Some of the key goals of the Microsoft Research AI include making significant advance in AI, and integrating the same into Microsoft’s product and service suite. It also aimed to help create a cohesive research framework for AI and all its subdomains, whether it be machine learning, perception and natural language processing that have evolved over time into separate fields of research.
Across Microsoft’s product suite, including the MS Office suite, or its virtual assistant, Cortana, there has been a steady roll-out of AI-assisted features designed to offer help with everyday tasks. For instance, among others, Cortana can now sort and provide summaries of the most important emails from Outlook, Gmail and other accounts.
The governing frame for Microsoft’s foray in Artificial Intelligence is the Microsoft AI Platform that brings together many specialized packages, including Microsoft Cognitive Services, Microsoft Cognitive Toolkit and Microsoft Bot Framework. By allowing AI algorithms to be deployed on the powerful and popular Azure cloud computing platform, Microsoft made it convenient for users to simply pay for processing and storage as it is required.

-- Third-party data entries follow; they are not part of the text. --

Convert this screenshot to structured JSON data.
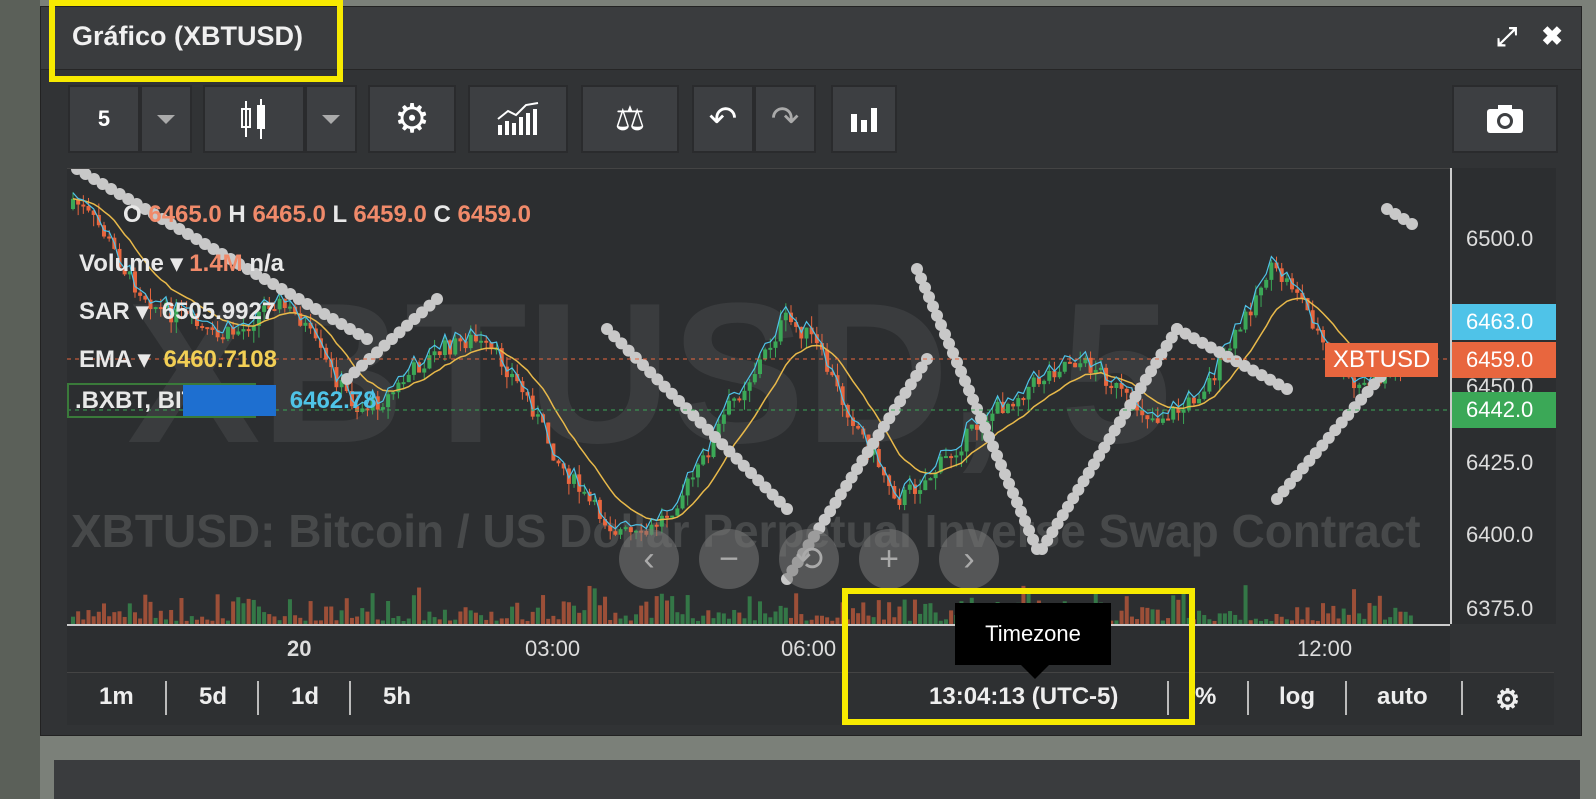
{
  "panel": {
    "title": "Gráfico (XBTUSD)",
    "maximize_icon": "expand-icon",
    "close_icon": "close-icon"
  },
  "toolbar": {
    "interval": "5",
    "chart_type_icon": "candlestick-icon",
    "settings_icon": "gear-icon",
    "indicators_icon": "indicators-icon",
    "compare_icon": "balance-scale-icon",
    "undo_icon": "undo-icon",
    "redo_icon": "redo-icon",
    "depth_icon": "bar-chart-icon",
    "snapshot_icon": "camera-icon"
  },
  "legend": {
    "o_label": "O",
    "o_value": "6465.0",
    "h_label": "H",
    "h_value": "6465.0",
    "l_label": "L",
    "l_value": "6459.0",
    "c_label": "C",
    "c_value": "6459.0",
    "volume_label": "Volume",
    "volume_value": "1.4M",
    "volume_extra": "n/a",
    "sar_label": "SAR",
    "sar_value": "6505.9927",
    "ema_label": "EMA",
    "ema_value": "6460.7108",
    "bxbt_label": ".BXBT, BITMEX",
    "bxbt_value": "6462.78"
  },
  "watermark": {
    "symbol": "XBTUSD, 5",
    "description": "XBTUSD: Bitcoin / US Dollar Perpetual Inverse Swap Contract"
  },
  "yaxis": {
    "ticks": [
      "6500.0",
      "6450.0",
      "6425.0",
      "6400.0",
      "6375.0"
    ],
    "badges": [
      {
        "label": "6463.0",
        "color": "#4fc3e8"
      },
      {
        "label": "6459.0",
        "color": "#e8663e"
      },
      {
        "label": "6442.0",
        "color": "#3ba857"
      }
    ],
    "symbol_badge": "XBTUSD"
  },
  "xaxis": {
    "ticks": [
      "20",
      "03:00",
      "06:00",
      "12:00"
    ]
  },
  "footer": {
    "ranges": [
      "1m",
      "5d",
      "1d",
      "5h"
    ],
    "clock": "13:04:13 (UTC-5)",
    "percent": "%",
    "log": "log",
    "auto": "auto",
    "settings_icon": "gear-icon"
  },
  "tooltip": "Timezone",
  "nav": [
    "‹",
    "−",
    "⟲",
    "+",
    "›"
  ],
  "colors": {
    "up": "#3ba857",
    "down": "#e8663e",
    "ema": "#e8b94a",
    "compare": "#4fc3e8",
    "highlight": "#f7ea00"
  }
}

Alongside, Microsoft actively focused on building industry specific AI applications, cutting across healthcare to autonomous vehicles. Microsoft is also building up its AI knowledgebase with through a steady stream of startup acquisitions, aimed to bring in specialized research talent and advance the AI research at Microsoft.

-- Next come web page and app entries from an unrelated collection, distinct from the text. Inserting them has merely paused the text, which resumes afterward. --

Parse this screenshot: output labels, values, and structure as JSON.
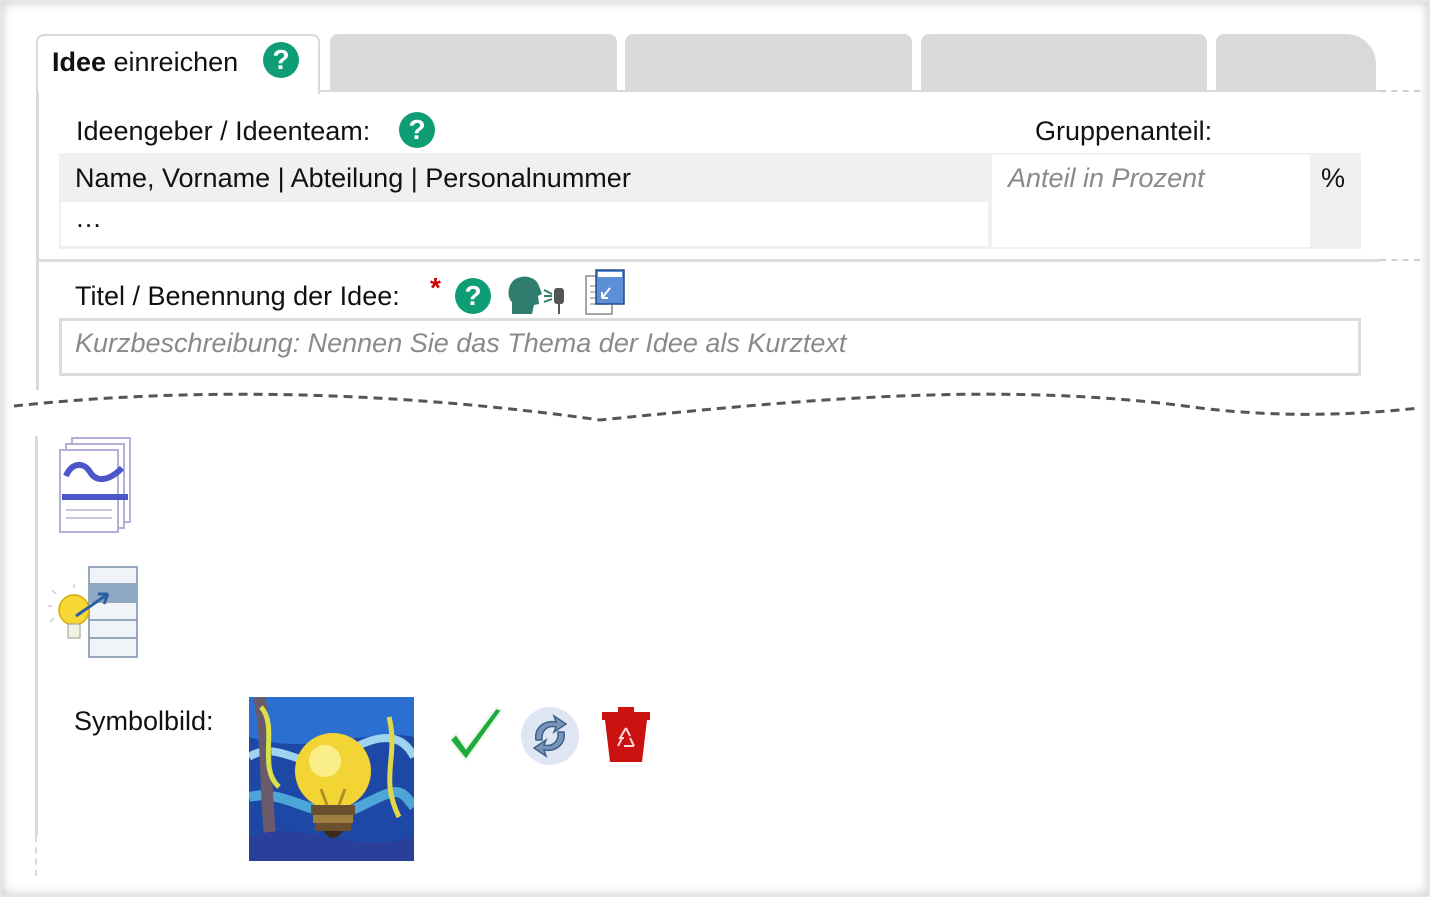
{
  "tabs": {
    "active": {
      "bold": "Idee",
      "rest": " einreichen"
    },
    "help_glyph": "?"
  },
  "ideengeber": {
    "label": "Ideengeber / Ideenteam:",
    "share_label": "Gruppenanteil:",
    "row1": "Name, Vorname | Abteilung | Personalnummer",
    "row2": "…",
    "share_placeholder": "Anteil in Prozent",
    "percent": "%"
  },
  "title_field": {
    "label": "Titel / Benennung der Idee:",
    "required_mark": "*",
    "placeholder": "Kurzbeschreibung: Nennen Sie das Thema der Idee als Kurztext"
  },
  "symbol": {
    "label": "Symbolbild:"
  },
  "icons": {
    "help": "help-icon",
    "voice": "voice-input-icon",
    "title_template": "title-template-icon",
    "similar_docs": "similar-documents-icon",
    "idea_list": "idea-list-icon",
    "accept": "checkmark-icon",
    "replace": "refresh-icon",
    "delete": "trash-icon"
  },
  "colors": {
    "help_green": "#0f9d76",
    "required_red": "#cc0000",
    "tab_grey": "#d9d9d9",
    "delete_red": "#cc1111",
    "accept_green": "#1faa3c"
  }
}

Here are the key AI acquisitions that Microsoft has made in the last two years:
Based in San Francisco, Lobe is working to make deep learning simple, understandable and accessible to everyone. Lobe’s simple visual interface empowers anyone to develop and apply deep learning and AI models quickly, without writing code.
Based in Berkeley, California, and an M12 portfolio company, Bonsai has developed a novel approach using machine teaching that abstracts the low-level mechanics of machine learning, so that subject matter experts, regardless of AI aptitude, can specify and train autonomous systems to accomplish tasks. The actual training takes place inside a simulated environment. The company is building a general-purpose, deep reinforcement learning platform especially suited for enterprises leveraging industrial control systems such as robotics, energy, HVAC, manufacturing and autonomous systems in general. This includes unique machine-teaching innovations, automated model generation and management, a host of APIs and SDKs for simulator integration, as well as pre-built support for leading simulations all packaged in one end-to-end platform.

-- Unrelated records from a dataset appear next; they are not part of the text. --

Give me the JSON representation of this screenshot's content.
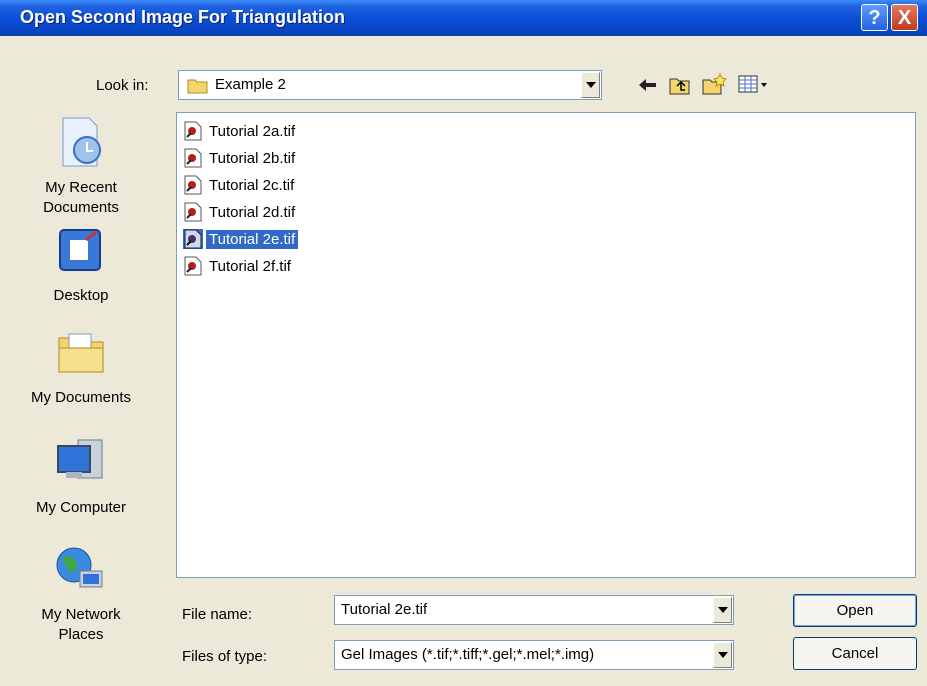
{
  "window": {
    "title": "Open Second Image For Triangulation"
  },
  "titlebar": {
    "help_glyph": "?",
    "close_glyph": "X"
  },
  "lookin": {
    "label": "Look in:",
    "value": "Example 2",
    "icon": "folder-icon"
  },
  "toolbar": {
    "icons": [
      "back-arrow-icon",
      "up-folder-icon",
      "new-folder-icon",
      "view-menu-icon"
    ]
  },
  "places": [
    {
      "label": "My Recent Documents",
      "icon": "recent-documents-icon"
    },
    {
      "label": "Desktop",
      "icon": "desktop-icon"
    },
    {
      "label": "My Documents",
      "icon": "my-documents-icon"
    },
    {
      "label": "My Computer",
      "icon": "my-computer-icon"
    },
    {
      "label": "My Network Places",
      "icon": "network-places-icon"
    }
  ],
  "files": [
    {
      "name": "Tutorial 2a.tif",
      "selected": false
    },
    {
      "name": "Tutorial 2b.tif",
      "selected": false
    },
    {
      "name": "Tutorial 2c.tif",
      "selected": false
    },
    {
      "name": "Tutorial 2d.tif",
      "selected": false
    },
    {
      "name": "Tutorial 2e.tif",
      "selected": true
    },
    {
      "name": "Tutorial 2f.tif",
      "selected": false
    }
  ],
  "filename": {
    "label": "File name:",
    "value": "Tutorial 2e.tif"
  },
  "filetype": {
    "label": "Files of type:",
    "value": "Gel Images (*.tif;*.tiff;*.gel;*.mel;*.img)"
  },
  "buttons": {
    "open": "Open",
    "cancel": "Cancel"
  },
  "colors": {
    "titlebar": "#0a4fd6",
    "selection": "#316ac5",
    "dialog_bg": "#ece9d8"
  }
}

Semantic Machines is a Berkeley, California-based company that has developed a revolutionary new approach to building conversational AI. Their work uses the power of machine learning to enable users to discover, access and interact with information and services in a much more natural way, and with significantly less effort. The company is led by many pioneers in conversational AI, including technology entrepreneur Dan Roth and two of the most prominent and innovative natural language AI researchers in the world, UC Berkeley professor Dan Klein and Stanford University professor Percy Liang, as well as former Apple chief speech scientist Larry Gillick.
Maluuba, a Montreal-based company with one of the world’s most impressive deep learning research labs for natural language understanding, aims to address some of the fundamental problems in language understanding by modeling some of the innate capabilities of the human brain, from memory and common sense reasoning to curiosity and decision making.